> [Problem to solve] Every entry here should be copied exactly.

══ Data

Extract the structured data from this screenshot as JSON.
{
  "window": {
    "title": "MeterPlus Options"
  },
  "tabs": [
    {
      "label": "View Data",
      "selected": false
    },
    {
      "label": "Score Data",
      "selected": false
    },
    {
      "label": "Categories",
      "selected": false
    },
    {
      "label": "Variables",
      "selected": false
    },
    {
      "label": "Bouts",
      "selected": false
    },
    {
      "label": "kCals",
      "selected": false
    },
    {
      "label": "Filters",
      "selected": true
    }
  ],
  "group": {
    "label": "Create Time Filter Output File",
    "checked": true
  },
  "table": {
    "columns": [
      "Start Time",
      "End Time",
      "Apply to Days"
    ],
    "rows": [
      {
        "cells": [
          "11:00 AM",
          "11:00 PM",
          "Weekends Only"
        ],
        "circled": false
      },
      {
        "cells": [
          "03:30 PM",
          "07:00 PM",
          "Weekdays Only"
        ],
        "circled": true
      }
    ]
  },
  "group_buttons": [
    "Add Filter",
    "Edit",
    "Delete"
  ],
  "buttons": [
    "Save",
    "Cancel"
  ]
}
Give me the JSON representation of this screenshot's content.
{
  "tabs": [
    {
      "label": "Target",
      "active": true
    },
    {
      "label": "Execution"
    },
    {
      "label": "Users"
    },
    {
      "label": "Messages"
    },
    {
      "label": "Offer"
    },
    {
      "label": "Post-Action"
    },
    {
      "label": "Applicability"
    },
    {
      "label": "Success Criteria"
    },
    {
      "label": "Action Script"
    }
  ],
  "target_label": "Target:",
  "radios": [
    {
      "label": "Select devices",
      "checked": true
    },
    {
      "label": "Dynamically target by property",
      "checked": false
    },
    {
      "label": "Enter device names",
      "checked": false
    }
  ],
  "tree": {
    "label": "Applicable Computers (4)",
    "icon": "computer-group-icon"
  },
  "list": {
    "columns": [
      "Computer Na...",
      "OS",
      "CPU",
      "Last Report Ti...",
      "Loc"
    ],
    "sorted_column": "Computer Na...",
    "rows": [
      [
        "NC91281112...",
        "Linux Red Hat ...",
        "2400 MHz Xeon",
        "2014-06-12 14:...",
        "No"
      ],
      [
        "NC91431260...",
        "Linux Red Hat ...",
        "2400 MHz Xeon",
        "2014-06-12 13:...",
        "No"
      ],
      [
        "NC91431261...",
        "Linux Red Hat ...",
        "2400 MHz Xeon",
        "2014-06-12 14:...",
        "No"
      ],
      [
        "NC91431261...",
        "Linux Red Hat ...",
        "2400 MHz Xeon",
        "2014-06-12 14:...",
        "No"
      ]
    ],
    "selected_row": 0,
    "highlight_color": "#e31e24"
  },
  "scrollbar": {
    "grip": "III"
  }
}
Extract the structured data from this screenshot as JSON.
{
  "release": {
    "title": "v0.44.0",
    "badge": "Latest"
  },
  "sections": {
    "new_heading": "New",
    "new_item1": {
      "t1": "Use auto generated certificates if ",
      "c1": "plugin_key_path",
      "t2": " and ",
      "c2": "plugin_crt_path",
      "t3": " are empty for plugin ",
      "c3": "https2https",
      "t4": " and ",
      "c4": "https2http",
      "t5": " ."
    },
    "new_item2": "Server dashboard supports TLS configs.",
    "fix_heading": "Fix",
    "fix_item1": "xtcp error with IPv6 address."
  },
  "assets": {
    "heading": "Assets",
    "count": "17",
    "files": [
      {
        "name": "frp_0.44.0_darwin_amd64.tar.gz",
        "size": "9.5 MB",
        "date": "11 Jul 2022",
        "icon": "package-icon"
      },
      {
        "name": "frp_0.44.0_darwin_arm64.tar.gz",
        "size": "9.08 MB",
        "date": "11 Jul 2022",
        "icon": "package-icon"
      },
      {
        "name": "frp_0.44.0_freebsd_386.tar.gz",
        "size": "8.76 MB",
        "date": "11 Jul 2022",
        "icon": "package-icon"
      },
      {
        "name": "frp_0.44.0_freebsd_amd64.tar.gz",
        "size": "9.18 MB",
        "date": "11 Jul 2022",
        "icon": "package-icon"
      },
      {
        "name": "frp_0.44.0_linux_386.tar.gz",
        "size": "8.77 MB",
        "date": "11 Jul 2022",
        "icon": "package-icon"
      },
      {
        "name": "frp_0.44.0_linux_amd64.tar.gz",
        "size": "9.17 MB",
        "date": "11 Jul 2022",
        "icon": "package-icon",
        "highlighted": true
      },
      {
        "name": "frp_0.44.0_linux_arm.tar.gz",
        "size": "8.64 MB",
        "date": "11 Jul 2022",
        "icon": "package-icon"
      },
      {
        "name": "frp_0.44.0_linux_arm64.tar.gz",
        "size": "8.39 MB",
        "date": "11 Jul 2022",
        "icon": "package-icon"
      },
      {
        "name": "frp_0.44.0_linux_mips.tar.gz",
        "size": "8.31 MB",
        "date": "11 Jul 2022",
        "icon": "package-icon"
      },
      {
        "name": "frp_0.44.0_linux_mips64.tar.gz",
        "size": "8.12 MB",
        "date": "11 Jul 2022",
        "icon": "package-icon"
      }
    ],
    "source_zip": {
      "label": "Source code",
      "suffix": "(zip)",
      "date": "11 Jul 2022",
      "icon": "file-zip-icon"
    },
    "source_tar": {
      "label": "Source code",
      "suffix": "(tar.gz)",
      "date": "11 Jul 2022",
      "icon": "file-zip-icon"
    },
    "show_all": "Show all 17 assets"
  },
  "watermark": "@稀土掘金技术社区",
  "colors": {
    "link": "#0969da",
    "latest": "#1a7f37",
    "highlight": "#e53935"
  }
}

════

> [Written answer]
Extract the structured data from this screenshot as JSON.
{
  "window": {
    "title": "MeterPlus Options"
  },
  "tabs": [
    {
      "label": "View Data",
      "selected": false
    },
    {
      "label": "Score Data",
      "selected": false
    },
    {
      "label": "Categories",
      "selected": false
    },
    {
      "label": "Variables",
      "selected": false
    },
    {
      "label": "Bouts",
      "selected": false
    },
    {
      "label": "kCals",
      "selected": false
    },
    {
      "label": "Filters",
      "selected": true
    }
  ],
  "group": {
    "label": "Create Time Filter Output File",
    "checked": true
  },
  "table": {
    "columns": [
      "Start Time",
      "End Time",
      "Apply to Days"
    ],
    "rows": [
      {
        "cells": [
          "11:00 AM",
          "11:00 PM",
          "Weekends Only"
        ],
        "circled": false
      },
      {
        "cells": [
          "03:30 PM",
          "07:00 PM",
          "Weekdays Only"
        ],
        "circled": true
      }
    ]
  },
  "group_buttons": [
    "Add Filter",
    "Edit",
    "Delete"
  ],
  "buttons": [
    "Save",
    "Cancel"
  ]
}
Give me the JSON representation of this screenshot's content.
{
  "tabs": [
    {
      "label": "Target",
      "active": true
    },
    {
      "label": "Execution"
    },
    {
      "label": "Users"
    },
    {
      "label": "Messages"
    },
    {
      "label": "Offer"
    },
    {
      "label": "Post-Action"
    },
    {
      "label": "Applicability"
    },
    {
      "label": "Success Criteria"
    },
    {
      "label": "Action Script"
    }
  ],
  "target_label": "Target:",
  "radios": [
    {
      "label": "Select devices",
      "checked": true
    },
    {
      "label": "Dynamically target by property",
      "checked": false
    },
    {
      "label": "Enter device names",
      "checked": false
    }
  ],
  "tree": {
    "label": "Applicable Computers (4)",
    "icon": "computer-group-icon"
  },
  "list": {
    "columns": [
      "Computer Na...",
      "OS",
      "CPU",
      "Last Report Ti...",
      "Loc"
    ],
    "sorted_column": "Computer Na...",
    "rows": [
      [
        "NC91281112...",
        "Linux Red Hat ...",
        "2400 MHz Xeon",
        "2014-06-12 14:...",
        "No"
      ],
      [
        "NC91431260...",
        "Linux Red Hat ...",
        "2400 MHz Xeon",
        "2014-06-12 13:...",
        "No"
      ],
      [
        "NC91431261...",
        "Linux Red Hat ...",
        "2400 MHz Xeon",
        "2014-06-12 14:...",
        "No"
      ],
      [
        "NC91431261...",
        "Linux Red Hat ...",
        "2400 MHz Xeon",
        "2014-06-12 14:...",
        "No"
      ]
    ],
    "selected_row": 0,
    "highlight_color": "#e31e24"
  },
  "scrollbar": {
    "grip": "III"
  }
}
Extract the structured data from this screenshot as JSON.
{
  "release": {
    "title": "v0.44.0",
    "badge": "Latest"
  },
  "sections": {
    "new_heading": "New",
    "new_item1": {
      "t1": "Use auto generated certificates if ",
      "c1": "plugin_key_path",
      "t2": " and ",
      "c2": "plugin_crt_path",
      "t3": " are empty for plugin ",
      "c3": "https2https",
      "t4": " and ",
      "c4": "https2http",
      "t5": " ."
    },
    "new_item2": "Server dashboard supports TLS configs.",
    "fix_heading": "Fix",
    "fix_item1": "xtcp error with IPv6 address."
  },
  "assets": {
    "heading": "Assets",
    "count": "17",
    "files": [
      {
        "name": "frp_0.44.0_darwin_amd64.tar.gz",
        "size": "9.5 MB",
        "date": "11 Jul 2022",
        "icon": "package-icon"
      },
      {
        "name": "frp_0.44.0_darwin_arm64.tar.gz",
        "size": "9.08 MB",
        "date": "11 Jul 2022",
        "icon": "package-icon"
      },
      {
        "name": "frp_0.44.0_freebsd_386.tar.gz",
        "size": "8.76 MB",
        "date": "11 Jul 2022",
        "icon": "package-icon"
      },
      {
        "name": "frp_0.44.0_freebsd_amd64.tar.gz",
        "size": "9.18 MB",
        "date": "11 Jul 2022",
        "icon": "package-icon"
      },
      {
        "name": "frp_0.44.0_linux_386.tar.gz",
        "size": "8.77 MB",
        "date": "11 Jul 2022",
        "icon": "package-icon"
      },
      {
        "name": "frp_0.44.0_linux_amd64.tar.gz",
        "size": "9.17 MB",
        "date": "11 Jul 2022",
        "icon": "package-icon",
        "highlighted": true
      },
      {
        "name": "frp_0.44.0_linux_arm.tar.gz",
        "size": "8.64 MB",
        "date": "11 Jul 2022",
        "icon": "package-icon"
      },
      {
        "name": "frp_0.44.0_linux_arm64.tar.gz",
        "size": "8.39 MB",
        "date": "11 Jul 2022",
        "icon": "package-icon"
      },
      {
        "name": "frp_0.44.0_linux_mips.tar.gz",
        "size": "8.31 MB",
        "date": "11 Jul 2022",
        "icon": "package-icon"
      },
      {
        "name": "frp_0.44.0_linux_mips64.tar.gz",
        "size": "8.12 MB",
        "date": "11 Jul 2022",
        "icon": "package-icon"
      }
    ],
    "source_zip": {
      "label": "Source code",
      "suffix": "(zip)",
      "date": "11 Jul 2022",
      "icon": "file-zip-icon"
    },
    "source_tar": {
      "label": "Source code",
      "suffix": "(tar.gz)",
      "date": "11 Jul 2022",
      "icon": "file-zip-icon"
    },
    "show_all": "Show all 17 assets"
  },
  "watermark": "@稀土掘金技术社区",
  "colors": {
    "link": "#0969da",
    "latest": "#1a7f37",
    "highlight": "#e53935"
  }
}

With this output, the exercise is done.